(Stored entries)

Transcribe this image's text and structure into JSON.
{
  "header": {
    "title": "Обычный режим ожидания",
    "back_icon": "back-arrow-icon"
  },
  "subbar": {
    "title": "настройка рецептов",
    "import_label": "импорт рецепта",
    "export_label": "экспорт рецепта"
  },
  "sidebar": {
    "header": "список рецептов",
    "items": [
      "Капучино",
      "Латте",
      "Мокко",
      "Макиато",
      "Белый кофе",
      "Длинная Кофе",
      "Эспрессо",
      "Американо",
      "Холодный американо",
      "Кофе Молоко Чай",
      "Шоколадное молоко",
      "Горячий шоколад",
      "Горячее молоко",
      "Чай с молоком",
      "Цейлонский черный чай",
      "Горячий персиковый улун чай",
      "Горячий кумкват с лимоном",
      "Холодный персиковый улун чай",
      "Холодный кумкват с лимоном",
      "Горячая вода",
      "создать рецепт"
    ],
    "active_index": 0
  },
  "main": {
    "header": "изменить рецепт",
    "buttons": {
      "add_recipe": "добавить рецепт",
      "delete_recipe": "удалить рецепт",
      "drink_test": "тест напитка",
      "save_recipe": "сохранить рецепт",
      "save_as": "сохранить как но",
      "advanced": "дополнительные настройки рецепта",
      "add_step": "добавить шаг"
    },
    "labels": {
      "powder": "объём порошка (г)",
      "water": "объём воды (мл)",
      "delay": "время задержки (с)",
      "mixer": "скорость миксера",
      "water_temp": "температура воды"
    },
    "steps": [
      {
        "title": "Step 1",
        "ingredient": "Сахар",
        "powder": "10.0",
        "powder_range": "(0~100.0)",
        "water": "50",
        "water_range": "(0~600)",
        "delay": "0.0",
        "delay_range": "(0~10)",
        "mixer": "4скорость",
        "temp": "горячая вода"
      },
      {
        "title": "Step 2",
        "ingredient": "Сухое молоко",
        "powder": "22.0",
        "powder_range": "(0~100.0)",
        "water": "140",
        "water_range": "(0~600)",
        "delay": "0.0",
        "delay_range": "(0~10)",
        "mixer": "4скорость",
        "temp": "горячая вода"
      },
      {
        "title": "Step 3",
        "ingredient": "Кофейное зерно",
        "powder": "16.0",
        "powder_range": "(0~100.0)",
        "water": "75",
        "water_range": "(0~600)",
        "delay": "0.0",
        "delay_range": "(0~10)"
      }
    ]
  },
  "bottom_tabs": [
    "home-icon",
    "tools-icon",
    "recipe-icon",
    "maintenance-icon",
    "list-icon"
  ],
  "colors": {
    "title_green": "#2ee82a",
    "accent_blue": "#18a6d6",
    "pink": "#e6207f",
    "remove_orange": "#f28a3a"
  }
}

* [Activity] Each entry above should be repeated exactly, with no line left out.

* [Written reply]
Transcribe this image's text and structure into JSON.
{
  "header": {
    "title": "Обычный режим ожидания",
    "back_icon": "back-arrow-icon"
  },
  "subbar": {
    "title": "настройка рецептов",
    "import_label": "импорт рецепта",
    "export_label": "экспорт рецепта"
  },
  "sidebar": {
    "header": "список рецептов",
    "items": [
      "Капучино",
      "Латте",
      "Мокко",
      "Макиато",
      "Белый кофе",
      "Длинная Кофе",
      "Эспрессо",
      "Американо",
      "Холодный американо",
      "Кофе Молоко Чай",
      "Шоколадное молоко",
      "Горячий шоколад",
      "Горячее молоко",
      "Чай с молоком",
      "Цейлонский черный чай",
      "Горячий персиковый улун чай",
      "Горячий кумкват с лимоном",
      "Холодный персиковый улун чай",
      "Холодный кумкват с лимоном",
      "Горячая вода",
      "создать рецепт"
    ],
    "active_index": 0
  },
  "main": {
    "header": "изменить рецепт",
    "buttons": {
      "add_recipe": "добавить рецепт",
      "delete_recipe": "удалить рецепт",
      "drink_test": "тест напитка",
      "save_recipe": "сохранить рецепт",
      "save_as": "сохранить как но",
      "advanced": "дополнительные настройки рецепта",
      "add_step": "добавить шаг"
    },
    "labels": {
      "powder": "объём порошка (г)",
      "water": "объём воды (мл)",
      "delay": "время задержки (с)",
      "mixer": "скорость миксера",
      "water_temp": "температура воды"
    },
    "steps": [
      {
        "title": "Step 1",
        "ingredient": "Сахар",
        "powder": "10.0",
        "powder_range": "(0~100.0)",
        "water": "50",
        "water_range": "(0~600)",
        "delay": "0.0",
        "delay_range": "(0~10)",
        "mixer": "4скорость",
        "temp": "горячая вода"
      },
      {
        "title": "Step 2",
        "ingredient": "Сухое молоко",
        "powder": "22.0",
        "powder_range": "(0~100.0)",
        "water": "140",
        "water_range": "(0~600)",
        "delay": "0.0",
        "delay_range": "(0~10)",
        "mixer": "4скорость",
        "temp": "горячая вода"
      },
      {
        "title": "Step 3",
        "ingredient": "Кофейное зерно",
        "powder": "16.0",
        "powder_range": "(0~100.0)",
        "water": "75",
        "water_range": "(0~600)",
        "delay": "0.0",
        "delay_range": "(0~10)"
      }
    ]
  },
  "bottom_tabs": [
    "home-icon",
    "tools-icon",
    "recipe-icon",
    "maintenance-icon",
    "list-icon"
  ],
  "colors": {
    "title_green": "#2ee82a",
    "accent_blue": "#18a6d6",
    "pink": "#e6207f",
    "remove_orange": "#f28a3a"
  }
}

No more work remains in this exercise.